I recently bought a book from legendary American author, T.C. Boyle. When I got it home, I was jarred to notice that the book jacket contained exactly zero advanced praise. I became immediately skeptical that the book could possibly be any good—and we're talking about T.C. Boyle. Now imagine the value of that advanced praise if we're not talking about T.C. Boyle.
The value of book reviews can't be understated; but getting good book reviews requires commitments for time and finances. To help you best determine where your commitments might be best spent, I've broken down the who and how to for different types of book reviews.
These are reviews from sources that exist to serve publishers and the publishing industry. Review sources like Publishers Weekly, Kirkus, Foreword Reviews, and others are read by members of the trade, including librarians, booksellers, media, distributors and more. Reviews from trade sources could help you reach stakeholders in different areas of publishing, as well as consumers. Trade Reviews typically require books to be submitted for review a minimum of three months before publication, and editors choose the books that will receive reviews. Kirkus, Foreword, and others offer fee-for-review services that guarantee reviews for your book.
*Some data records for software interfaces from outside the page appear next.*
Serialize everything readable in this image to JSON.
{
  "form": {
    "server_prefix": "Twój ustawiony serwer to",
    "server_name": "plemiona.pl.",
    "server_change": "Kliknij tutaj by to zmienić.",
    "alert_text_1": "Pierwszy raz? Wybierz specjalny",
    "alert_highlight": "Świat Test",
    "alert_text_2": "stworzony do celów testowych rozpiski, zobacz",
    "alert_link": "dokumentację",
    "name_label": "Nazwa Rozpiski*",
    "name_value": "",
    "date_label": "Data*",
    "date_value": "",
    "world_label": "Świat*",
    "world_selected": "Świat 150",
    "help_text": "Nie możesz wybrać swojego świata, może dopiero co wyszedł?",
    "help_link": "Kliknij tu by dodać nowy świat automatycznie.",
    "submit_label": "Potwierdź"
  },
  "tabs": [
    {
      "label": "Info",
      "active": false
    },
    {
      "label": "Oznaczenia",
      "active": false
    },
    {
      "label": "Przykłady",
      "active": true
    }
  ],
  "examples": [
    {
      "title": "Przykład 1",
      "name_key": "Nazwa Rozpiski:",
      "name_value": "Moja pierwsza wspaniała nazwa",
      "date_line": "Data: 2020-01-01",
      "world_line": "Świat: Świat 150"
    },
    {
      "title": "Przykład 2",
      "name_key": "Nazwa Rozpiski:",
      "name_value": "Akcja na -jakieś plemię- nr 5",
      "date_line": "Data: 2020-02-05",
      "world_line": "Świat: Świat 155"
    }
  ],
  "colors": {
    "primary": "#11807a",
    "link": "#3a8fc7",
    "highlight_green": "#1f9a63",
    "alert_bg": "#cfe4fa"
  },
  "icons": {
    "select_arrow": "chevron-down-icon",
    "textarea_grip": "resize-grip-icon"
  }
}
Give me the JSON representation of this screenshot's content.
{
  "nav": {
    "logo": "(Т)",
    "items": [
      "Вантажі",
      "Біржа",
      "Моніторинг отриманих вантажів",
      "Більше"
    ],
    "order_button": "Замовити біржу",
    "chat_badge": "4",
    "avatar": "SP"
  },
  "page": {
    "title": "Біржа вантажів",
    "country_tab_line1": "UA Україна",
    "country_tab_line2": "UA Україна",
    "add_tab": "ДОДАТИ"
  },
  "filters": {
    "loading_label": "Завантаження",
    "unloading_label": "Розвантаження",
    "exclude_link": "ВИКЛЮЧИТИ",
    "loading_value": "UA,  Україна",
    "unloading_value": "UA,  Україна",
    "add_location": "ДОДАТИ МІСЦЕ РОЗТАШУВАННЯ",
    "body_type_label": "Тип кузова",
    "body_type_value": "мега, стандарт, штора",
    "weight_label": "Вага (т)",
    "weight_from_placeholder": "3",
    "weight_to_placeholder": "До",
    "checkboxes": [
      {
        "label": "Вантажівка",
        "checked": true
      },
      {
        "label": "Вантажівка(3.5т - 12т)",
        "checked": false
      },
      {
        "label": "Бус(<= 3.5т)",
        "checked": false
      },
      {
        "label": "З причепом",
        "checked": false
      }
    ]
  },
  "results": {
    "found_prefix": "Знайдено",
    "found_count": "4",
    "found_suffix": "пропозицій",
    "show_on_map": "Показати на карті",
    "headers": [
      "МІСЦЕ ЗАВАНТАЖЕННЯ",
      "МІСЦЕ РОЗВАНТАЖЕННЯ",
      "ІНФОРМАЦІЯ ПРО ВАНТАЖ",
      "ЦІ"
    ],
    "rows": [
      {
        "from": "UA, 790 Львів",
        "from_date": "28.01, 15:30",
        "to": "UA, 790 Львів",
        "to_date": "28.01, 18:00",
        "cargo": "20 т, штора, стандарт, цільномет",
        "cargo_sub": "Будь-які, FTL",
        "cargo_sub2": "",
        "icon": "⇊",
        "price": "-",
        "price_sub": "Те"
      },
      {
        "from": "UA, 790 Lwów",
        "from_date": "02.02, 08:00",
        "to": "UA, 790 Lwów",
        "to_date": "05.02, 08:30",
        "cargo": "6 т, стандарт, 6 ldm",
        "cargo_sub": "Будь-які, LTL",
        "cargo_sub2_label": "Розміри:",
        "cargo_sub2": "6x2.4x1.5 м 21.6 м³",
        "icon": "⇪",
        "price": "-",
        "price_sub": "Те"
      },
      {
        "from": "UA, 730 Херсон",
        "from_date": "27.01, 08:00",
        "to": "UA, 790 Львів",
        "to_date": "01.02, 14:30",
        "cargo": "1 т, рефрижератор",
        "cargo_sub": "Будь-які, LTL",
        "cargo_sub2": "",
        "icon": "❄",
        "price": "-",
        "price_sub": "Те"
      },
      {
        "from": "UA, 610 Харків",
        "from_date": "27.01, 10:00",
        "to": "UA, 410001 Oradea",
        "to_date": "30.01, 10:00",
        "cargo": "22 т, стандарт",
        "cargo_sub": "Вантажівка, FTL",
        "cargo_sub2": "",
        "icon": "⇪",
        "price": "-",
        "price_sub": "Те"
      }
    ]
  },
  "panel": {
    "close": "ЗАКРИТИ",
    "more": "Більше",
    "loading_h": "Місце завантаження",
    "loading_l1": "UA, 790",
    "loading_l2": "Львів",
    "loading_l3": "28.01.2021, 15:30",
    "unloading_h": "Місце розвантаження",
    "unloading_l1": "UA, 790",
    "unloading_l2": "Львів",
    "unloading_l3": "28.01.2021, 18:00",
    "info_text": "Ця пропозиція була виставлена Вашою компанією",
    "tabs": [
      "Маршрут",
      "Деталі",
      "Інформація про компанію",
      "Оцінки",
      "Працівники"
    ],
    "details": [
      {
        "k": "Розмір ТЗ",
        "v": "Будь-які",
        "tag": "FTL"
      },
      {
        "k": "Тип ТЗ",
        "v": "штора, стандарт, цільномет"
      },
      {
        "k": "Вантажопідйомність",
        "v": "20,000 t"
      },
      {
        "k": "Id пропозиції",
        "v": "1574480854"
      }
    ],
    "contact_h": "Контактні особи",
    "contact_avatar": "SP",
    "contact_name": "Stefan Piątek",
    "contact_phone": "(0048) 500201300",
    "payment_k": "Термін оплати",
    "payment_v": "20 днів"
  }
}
If Stephen King recommends a book, I'll probably read it. That's the power of an expert review, and is why it's something you should consider as part of your pre-publication book marketing efforts. Think outside the box with who you're considering—scientists can love sci-fi—but get them a copy of your book as soon as possible, because you'll want their quote on your book cover. Expert reviews are a great way to attract consumers, as well as trade, and even schools and universities.
Anyone who has ever purchased anything from a retailer that offers star-ratings on its inventory knows the value of a product rating. In the world of readers, we're talking about the reader-review. While it's not recommended to get bogged down in the comment section, a high star rating on a website like Amazon or (Amazon-owned) GoodReads can sway a reader. Don't be afraid to ask your readers and fans to leave reviews on your book's various retail and social media pages.
Whether you're hoping to reach people who sell books or people who buy books, book reviews should play a role in your book marketing efforts.